__WORK ITEM__. List each line of the data that holds the string "true".

__SUPPLIED RECORDS__.
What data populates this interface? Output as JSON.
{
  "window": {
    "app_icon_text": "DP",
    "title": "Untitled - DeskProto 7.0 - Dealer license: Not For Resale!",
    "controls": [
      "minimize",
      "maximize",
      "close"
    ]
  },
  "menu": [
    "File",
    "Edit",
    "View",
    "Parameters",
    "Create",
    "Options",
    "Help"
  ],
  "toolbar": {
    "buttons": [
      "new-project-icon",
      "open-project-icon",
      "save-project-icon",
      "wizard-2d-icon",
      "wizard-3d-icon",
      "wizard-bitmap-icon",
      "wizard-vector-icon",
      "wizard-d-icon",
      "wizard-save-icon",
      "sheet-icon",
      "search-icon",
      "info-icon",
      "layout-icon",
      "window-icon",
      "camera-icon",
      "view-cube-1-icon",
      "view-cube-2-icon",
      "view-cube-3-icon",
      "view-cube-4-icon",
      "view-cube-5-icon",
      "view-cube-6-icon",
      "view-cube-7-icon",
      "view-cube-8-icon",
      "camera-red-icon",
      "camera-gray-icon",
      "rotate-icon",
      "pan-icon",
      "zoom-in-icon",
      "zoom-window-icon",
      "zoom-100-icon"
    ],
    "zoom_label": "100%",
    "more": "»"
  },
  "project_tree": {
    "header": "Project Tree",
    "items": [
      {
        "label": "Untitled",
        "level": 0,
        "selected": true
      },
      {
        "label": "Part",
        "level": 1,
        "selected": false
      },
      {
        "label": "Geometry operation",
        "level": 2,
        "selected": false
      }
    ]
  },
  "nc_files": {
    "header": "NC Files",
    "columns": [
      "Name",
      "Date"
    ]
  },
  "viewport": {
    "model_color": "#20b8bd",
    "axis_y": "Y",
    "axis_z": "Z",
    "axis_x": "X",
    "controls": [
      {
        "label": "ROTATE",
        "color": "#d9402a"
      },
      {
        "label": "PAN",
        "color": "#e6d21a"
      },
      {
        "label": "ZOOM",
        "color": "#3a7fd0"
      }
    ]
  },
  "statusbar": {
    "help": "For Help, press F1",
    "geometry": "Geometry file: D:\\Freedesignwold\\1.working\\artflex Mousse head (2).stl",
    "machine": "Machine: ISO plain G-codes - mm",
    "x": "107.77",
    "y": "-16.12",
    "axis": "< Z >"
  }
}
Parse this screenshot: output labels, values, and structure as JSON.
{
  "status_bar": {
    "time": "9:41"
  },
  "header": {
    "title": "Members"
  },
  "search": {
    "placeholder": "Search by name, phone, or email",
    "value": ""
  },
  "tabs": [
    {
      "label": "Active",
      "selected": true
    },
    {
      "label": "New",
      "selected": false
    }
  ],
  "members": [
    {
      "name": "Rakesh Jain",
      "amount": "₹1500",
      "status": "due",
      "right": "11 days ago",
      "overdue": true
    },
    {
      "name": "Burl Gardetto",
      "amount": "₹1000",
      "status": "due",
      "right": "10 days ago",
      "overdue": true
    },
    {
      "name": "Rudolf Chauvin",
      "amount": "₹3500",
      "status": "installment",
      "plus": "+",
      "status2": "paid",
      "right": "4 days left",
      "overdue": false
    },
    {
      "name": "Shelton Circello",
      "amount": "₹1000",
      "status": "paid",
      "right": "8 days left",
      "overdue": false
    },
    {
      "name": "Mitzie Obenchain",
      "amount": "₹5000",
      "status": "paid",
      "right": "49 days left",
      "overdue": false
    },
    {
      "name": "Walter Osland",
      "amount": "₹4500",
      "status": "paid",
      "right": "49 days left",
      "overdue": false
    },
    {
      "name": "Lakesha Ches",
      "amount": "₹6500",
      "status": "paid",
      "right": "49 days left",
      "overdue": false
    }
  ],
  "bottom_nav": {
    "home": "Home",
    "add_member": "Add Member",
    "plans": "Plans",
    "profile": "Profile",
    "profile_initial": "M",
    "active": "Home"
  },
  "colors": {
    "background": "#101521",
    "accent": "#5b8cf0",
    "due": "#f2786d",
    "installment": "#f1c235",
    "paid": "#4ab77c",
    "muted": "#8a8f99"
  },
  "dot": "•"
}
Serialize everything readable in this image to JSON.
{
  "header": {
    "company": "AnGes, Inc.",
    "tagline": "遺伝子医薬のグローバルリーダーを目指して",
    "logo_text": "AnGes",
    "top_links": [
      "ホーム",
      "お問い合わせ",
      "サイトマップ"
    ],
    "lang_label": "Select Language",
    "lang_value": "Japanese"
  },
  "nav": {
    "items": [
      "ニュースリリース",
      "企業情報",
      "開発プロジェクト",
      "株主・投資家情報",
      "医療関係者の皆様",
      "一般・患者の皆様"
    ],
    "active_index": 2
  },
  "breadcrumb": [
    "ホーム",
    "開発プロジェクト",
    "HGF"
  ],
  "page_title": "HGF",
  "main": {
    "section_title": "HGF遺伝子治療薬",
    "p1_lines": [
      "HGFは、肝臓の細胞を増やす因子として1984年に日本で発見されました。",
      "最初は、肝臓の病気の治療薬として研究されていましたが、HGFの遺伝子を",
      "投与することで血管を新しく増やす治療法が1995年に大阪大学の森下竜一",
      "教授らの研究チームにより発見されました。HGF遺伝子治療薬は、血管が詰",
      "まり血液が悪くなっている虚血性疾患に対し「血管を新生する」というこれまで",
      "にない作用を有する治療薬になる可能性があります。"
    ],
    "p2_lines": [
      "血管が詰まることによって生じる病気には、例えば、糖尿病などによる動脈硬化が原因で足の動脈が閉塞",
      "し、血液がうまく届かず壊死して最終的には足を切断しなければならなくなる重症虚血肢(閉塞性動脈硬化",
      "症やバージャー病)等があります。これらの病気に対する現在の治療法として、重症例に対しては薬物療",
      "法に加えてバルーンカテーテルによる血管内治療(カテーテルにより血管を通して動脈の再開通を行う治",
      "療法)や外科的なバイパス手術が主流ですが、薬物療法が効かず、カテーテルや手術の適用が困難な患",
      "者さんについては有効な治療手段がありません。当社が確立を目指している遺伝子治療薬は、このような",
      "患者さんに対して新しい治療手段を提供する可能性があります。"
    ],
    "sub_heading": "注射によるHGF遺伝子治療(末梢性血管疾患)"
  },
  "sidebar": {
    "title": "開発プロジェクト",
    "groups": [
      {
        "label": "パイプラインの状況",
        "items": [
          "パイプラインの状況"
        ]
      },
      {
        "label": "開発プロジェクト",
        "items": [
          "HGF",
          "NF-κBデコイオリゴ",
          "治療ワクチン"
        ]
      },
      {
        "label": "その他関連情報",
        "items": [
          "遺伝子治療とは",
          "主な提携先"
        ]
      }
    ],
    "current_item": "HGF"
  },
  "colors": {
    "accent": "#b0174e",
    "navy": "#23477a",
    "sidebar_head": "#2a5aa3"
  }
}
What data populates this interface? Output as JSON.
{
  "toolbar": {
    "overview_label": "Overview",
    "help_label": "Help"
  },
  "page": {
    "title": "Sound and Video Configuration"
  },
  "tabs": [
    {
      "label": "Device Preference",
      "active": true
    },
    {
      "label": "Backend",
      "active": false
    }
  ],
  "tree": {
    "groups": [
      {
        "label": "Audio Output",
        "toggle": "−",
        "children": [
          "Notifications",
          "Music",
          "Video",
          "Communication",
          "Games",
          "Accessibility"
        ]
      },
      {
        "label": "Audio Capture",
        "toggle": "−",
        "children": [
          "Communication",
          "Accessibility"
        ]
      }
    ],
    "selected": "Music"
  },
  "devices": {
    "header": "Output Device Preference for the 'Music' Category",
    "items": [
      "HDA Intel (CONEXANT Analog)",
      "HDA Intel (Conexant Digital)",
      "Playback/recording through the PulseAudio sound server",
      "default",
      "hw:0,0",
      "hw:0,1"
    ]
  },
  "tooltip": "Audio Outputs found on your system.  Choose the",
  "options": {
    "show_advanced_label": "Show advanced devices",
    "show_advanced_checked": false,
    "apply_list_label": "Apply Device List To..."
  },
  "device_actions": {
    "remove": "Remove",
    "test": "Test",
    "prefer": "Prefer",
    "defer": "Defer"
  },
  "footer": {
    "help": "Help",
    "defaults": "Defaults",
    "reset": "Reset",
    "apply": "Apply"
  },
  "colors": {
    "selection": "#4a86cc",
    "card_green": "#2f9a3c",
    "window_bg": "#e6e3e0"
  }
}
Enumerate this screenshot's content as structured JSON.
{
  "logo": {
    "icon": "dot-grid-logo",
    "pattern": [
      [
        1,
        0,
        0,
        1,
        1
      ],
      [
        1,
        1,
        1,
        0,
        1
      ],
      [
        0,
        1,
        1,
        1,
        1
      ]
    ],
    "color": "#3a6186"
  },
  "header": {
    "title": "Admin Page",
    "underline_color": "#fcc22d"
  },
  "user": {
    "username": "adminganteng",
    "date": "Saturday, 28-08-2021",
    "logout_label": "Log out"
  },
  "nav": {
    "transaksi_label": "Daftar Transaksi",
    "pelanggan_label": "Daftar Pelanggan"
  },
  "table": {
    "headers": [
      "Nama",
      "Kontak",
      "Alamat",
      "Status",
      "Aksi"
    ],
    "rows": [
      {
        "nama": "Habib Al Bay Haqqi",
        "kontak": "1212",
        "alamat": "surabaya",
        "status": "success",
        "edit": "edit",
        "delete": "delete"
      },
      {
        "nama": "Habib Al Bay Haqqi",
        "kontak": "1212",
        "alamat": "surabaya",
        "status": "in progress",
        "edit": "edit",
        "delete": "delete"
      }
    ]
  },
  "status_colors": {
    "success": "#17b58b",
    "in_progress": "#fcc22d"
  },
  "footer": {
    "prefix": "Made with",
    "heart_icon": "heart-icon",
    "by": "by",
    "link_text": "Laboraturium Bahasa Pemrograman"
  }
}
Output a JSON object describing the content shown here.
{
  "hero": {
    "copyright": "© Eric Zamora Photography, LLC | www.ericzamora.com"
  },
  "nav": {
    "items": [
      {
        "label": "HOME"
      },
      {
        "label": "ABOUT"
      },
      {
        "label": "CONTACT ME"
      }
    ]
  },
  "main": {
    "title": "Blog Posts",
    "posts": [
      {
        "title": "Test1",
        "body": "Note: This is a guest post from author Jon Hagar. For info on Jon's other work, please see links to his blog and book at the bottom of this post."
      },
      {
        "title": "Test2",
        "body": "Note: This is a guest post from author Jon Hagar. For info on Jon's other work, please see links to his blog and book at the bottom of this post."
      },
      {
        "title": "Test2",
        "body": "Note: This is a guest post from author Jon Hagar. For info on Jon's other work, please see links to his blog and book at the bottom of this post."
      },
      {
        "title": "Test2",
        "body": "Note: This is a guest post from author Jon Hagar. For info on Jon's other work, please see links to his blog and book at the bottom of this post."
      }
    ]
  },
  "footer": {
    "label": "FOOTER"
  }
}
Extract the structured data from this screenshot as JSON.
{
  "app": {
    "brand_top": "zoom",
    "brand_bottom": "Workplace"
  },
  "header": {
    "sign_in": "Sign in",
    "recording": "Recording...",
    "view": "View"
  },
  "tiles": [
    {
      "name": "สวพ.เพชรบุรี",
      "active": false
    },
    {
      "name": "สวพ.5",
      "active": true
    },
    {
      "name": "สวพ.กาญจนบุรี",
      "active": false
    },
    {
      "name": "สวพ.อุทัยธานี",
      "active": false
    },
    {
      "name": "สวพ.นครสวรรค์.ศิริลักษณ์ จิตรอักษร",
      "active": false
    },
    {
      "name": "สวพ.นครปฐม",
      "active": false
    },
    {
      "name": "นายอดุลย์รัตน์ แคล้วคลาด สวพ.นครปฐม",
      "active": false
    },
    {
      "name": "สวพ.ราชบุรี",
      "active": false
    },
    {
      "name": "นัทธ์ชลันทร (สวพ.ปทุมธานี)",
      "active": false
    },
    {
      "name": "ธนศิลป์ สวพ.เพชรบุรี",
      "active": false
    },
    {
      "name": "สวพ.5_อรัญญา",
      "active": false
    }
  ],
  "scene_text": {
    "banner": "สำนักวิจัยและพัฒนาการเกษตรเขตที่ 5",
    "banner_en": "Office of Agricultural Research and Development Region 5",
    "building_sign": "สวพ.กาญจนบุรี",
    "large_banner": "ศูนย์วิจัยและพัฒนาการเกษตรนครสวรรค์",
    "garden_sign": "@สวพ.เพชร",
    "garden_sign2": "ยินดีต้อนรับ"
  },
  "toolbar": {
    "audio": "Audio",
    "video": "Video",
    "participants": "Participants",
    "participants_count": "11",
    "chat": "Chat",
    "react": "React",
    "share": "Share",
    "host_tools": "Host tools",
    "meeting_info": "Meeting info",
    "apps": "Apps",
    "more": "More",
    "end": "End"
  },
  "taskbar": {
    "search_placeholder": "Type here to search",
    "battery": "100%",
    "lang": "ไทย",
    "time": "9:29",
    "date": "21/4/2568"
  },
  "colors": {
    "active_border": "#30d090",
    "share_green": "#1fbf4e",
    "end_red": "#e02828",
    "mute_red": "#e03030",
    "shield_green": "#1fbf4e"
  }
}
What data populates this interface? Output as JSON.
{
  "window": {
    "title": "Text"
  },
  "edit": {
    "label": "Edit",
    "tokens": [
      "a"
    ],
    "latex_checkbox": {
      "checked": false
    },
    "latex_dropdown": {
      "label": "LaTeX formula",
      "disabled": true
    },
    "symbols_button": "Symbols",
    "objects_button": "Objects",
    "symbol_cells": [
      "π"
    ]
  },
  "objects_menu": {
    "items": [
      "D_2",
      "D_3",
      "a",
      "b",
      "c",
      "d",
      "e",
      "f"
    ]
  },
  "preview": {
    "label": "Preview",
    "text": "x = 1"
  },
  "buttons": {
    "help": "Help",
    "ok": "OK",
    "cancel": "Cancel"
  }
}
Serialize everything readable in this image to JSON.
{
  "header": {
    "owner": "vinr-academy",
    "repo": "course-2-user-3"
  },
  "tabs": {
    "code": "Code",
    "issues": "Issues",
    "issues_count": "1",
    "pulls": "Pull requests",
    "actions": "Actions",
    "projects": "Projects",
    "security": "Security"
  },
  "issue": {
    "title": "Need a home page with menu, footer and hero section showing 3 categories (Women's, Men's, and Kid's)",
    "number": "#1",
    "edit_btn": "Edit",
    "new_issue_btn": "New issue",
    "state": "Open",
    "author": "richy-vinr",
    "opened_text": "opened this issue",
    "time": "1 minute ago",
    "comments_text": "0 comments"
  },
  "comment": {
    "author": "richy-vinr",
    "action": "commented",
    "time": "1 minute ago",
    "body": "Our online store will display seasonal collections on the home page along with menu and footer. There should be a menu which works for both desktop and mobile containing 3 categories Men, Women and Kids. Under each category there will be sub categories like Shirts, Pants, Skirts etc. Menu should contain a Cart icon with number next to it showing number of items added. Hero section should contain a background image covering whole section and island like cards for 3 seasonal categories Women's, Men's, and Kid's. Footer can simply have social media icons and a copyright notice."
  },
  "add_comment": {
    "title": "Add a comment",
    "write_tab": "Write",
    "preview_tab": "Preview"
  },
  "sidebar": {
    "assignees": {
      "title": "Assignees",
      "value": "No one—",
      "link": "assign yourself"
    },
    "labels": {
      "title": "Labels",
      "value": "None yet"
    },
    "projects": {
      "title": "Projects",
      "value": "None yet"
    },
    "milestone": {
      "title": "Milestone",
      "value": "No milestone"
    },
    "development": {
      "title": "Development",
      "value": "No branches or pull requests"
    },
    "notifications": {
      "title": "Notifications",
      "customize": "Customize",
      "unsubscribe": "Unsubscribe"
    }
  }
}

__SOLUTION FOR THIS TASK__.
        "selected": true
      "selected": true
      "overdue": true
      "overdue": true
      "active": true
      "active": true
      "disabled": true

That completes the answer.